▶ _Requirement_
Reproduce all of the data below without alteration; exclude every picture.

▶ _Supplied information_

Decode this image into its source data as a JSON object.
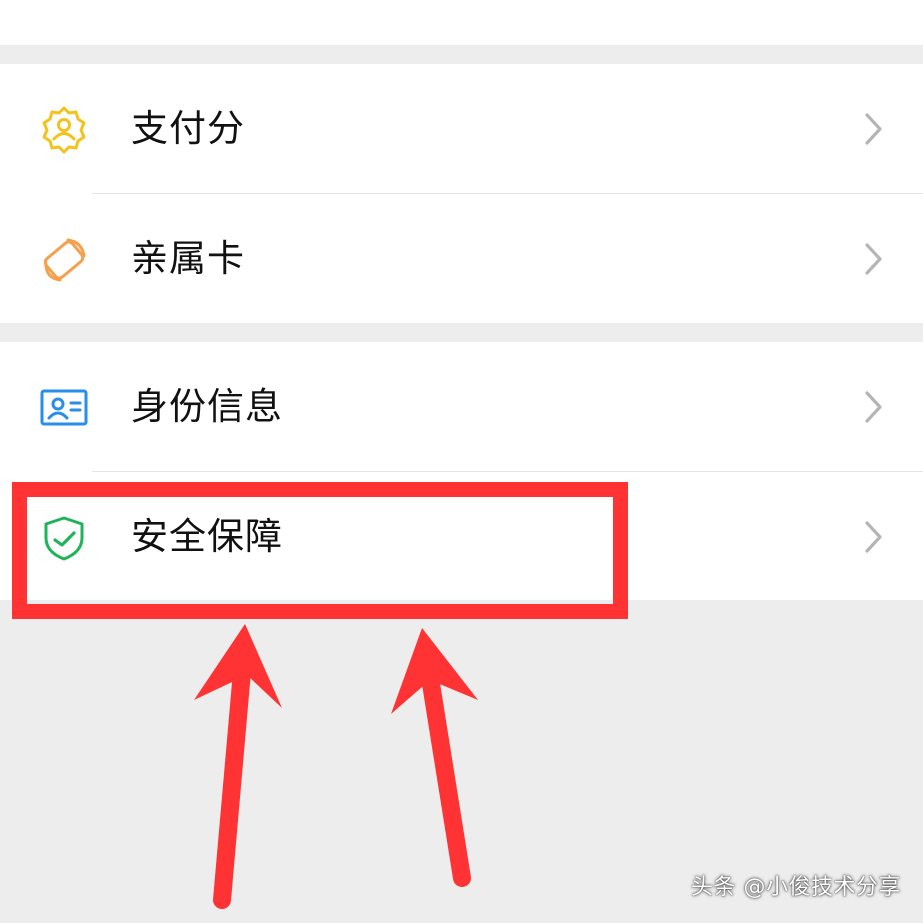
{
  "sections": [
    {
      "items": [
        {
          "label": "支付分",
          "icon": "payment-score-badge-icon",
          "color": "#f5c21b"
        },
        {
          "label": "亲属卡",
          "icon": "family-card-icon",
          "color": "#f6a04d"
        }
      ]
    },
    {
      "items": [
        {
          "label": "身份信息",
          "icon": "id-card-icon",
          "color": "#2a8ee8"
        },
        {
          "label": "安全保障",
          "icon": "security-shield-icon",
          "color": "#1fb35a"
        }
      ]
    }
  ],
  "annotation": {
    "highlight_color": "#ff3333",
    "highlighted_item": "安全保障"
  },
  "watermark": "头条 @小俊技术分享"
}
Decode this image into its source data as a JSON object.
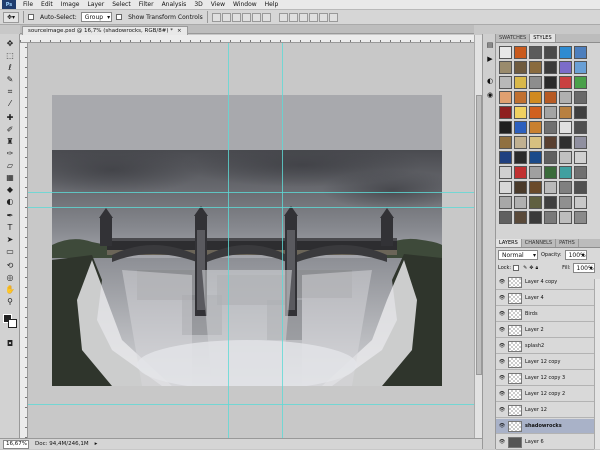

▶ _Result of the task_
Decode this image into its source data as a JSON object.
{
  "sections": [
    {
      "items": [
        {
          "label": "支付分",
          "icon": "payment-score-badge-icon",
          "color": "#f5c21b"
        },
        {
          "label": "亲属卡",
          "icon": "family-card-icon",
          "color": "#f6a04d"
        }
      ]
    },
    {
      "items": [
        {
          "label": "身份信息",
          "icon": "id-card-icon",
          "color": "#2a8ee8"
        },
        {
          "label": "安全保障",
          "icon": "security-shield-icon",
          "color": "#1fb35a"
        }
      ]
    }
  ],
  "annotation": {
    "highlight_color": "#ff3333",
    "highlighted_item": "安全保障"
  },
  "watermark": "头条 @小俊技术分享"
}
Decode this image into its source data as a JSON object.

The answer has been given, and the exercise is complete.